Definition - What does Shiva mean?
Shiva is a Hindu deity with many incarnations. He's part of the Trimurti (alongside Brahma and Vishnu) and represents multiple benevolent paradoxes. Because he was the first yogi from whom all yogic knowledge was granted, Shiva is the god of yogis and yoga practice.
Shiva is called the destroyer, but he's also called the restorer, as his acts of destruction serve to rejuvenate life and energy. Essentially, Shiva is “that which is not.” He's the nothingness that holds everything, doing that which the something can't do.
Yogapedia explains Shiva
Shiva is the source of yogic traditions. When an individual practices yoga and achieves union between mind, body and spirit, they achieve harmony with all things; therefore, they experience nothingness because the ego is destroyed.
Lord Shiva is depicted with a third eye on his forehead. The King of Serpents, Vasuki, is coiled around his neck.

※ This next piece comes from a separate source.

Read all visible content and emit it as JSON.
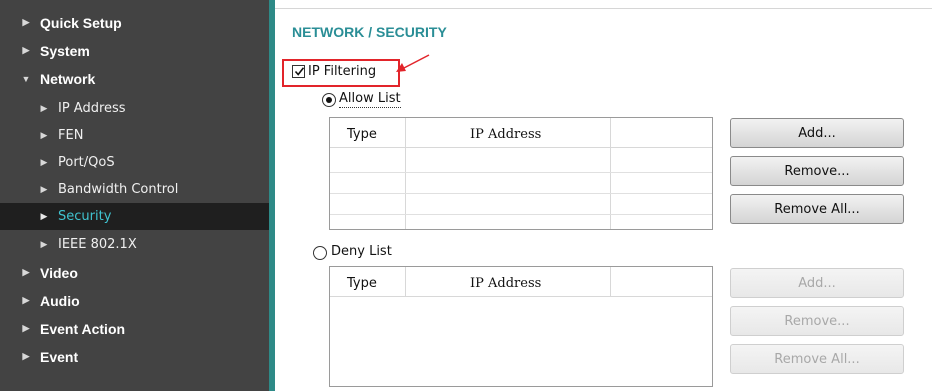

A crescent moon rests upon his head and the Ganga river flows from his matted hair. He also possesses a trident and a drum in most images.
Parvati is the consort of Shiva. Some say that Maha Shivaratri, a holiday dedicated to Shiva, marks the day that he and Parvati were wed. It's said that when Shiva is reincarted as an avatar, Parvati is also reincarnated as that avatar's consort. The avatar, Krishna, for example, was accompanied by Radha and the two are often worshiped together. Lord Nataraja, the Lord of Dance, is another incarnation of Shiva.
Shaivism (also spelled Saivism) is one of the main sects of Hinduism and refers to those who consider Shiva to be the supreme being. Shaivism has five sub-sects: Shaiva Siddhanta, Kashmir Shaivism, Vira Shaivism, Gorakhnath Shaivism and Pasupatha Shaivism.